SUPPLIED INFORMATION:
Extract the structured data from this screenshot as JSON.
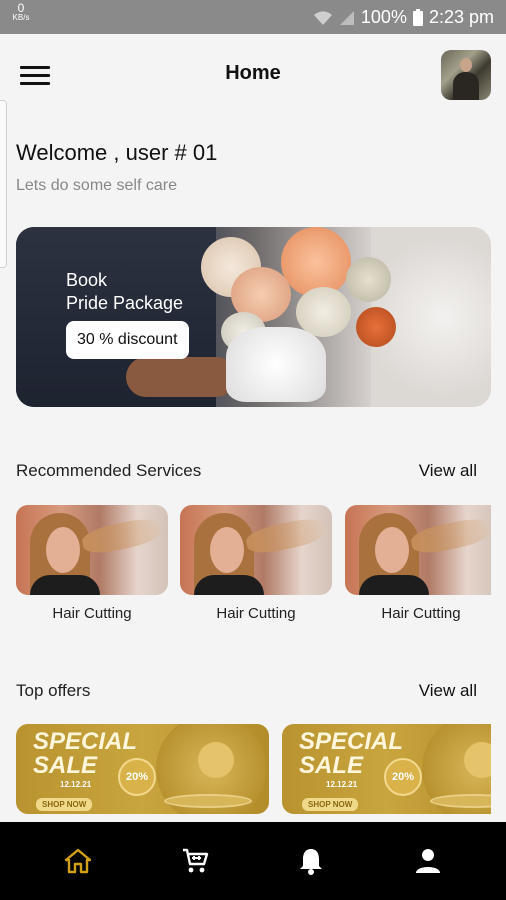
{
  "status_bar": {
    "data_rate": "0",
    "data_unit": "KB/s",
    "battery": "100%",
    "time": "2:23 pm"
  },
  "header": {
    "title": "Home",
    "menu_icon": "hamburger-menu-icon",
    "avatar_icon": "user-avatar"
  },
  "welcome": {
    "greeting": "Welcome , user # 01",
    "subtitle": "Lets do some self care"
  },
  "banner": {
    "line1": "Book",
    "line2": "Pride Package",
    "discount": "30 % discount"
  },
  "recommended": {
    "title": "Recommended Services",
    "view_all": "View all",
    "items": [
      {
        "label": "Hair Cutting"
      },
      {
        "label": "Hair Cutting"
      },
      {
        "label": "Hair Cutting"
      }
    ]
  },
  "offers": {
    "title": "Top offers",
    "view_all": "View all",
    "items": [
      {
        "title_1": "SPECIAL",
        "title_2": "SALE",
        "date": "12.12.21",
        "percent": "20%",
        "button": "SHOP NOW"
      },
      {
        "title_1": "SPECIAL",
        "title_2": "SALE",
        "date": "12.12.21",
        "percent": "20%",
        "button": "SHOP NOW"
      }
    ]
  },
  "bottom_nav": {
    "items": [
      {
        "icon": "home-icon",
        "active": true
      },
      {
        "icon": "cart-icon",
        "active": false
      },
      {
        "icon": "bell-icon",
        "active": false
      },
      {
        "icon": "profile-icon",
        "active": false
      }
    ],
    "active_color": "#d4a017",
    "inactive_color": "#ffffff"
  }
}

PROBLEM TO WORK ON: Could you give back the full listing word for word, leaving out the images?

SOLUTION:
Extract the structured data from this screenshot as JSON.
{
  "status_bar": {
    "data_rate": "0",
    "data_unit": "KB/s",
    "battery": "100%",
    "time": "2:23 pm"
  },
  "header": {
    "title": "Home",
    "menu_icon": "hamburger-menu-icon",
    "avatar_icon": "user-avatar"
  },
  "welcome": {
    "greeting": "Welcome , user # 01",
    "subtitle": "Lets do some self care"
  },
  "banner": {
    "line1": "Book",
    "line2": "Pride Package",
    "discount": "30 % discount"
  },
  "recommended": {
    "title": "Recommended Services",
    "view_all": "View all",
    "items": [
      {
        "label": "Hair Cutting"
      },
      {
        "label": "Hair Cutting"
      },
      {
        "label": "Hair Cutting"
      }
    ]
  },
  "offers": {
    "title": "Top offers",
    "view_all": "View all",
    "items": [
      {
        "title_1": "SPECIAL",
        "title_2": "SALE",
        "date": "12.12.21",
        "percent": "20%",
        "button": "SHOP NOW"
      },
      {
        "title_1": "SPECIAL",
        "title_2": "SALE",
        "date": "12.12.21",
        "percent": "20%",
        "button": "SHOP NOW"
      }
    ]
  },
  "bottom_nav": {
    "items": [
      {
        "icon": "home-icon",
        "active": true
      },
      {
        "icon": "cart-icon",
        "active": false
      },
      {
        "icon": "bell-icon",
        "active": false
      },
      {
        "icon": "profile-icon",
        "active": false
      }
    ],
    "active_color": "#d4a017",
    "inactive_color": "#ffffff"
  }
}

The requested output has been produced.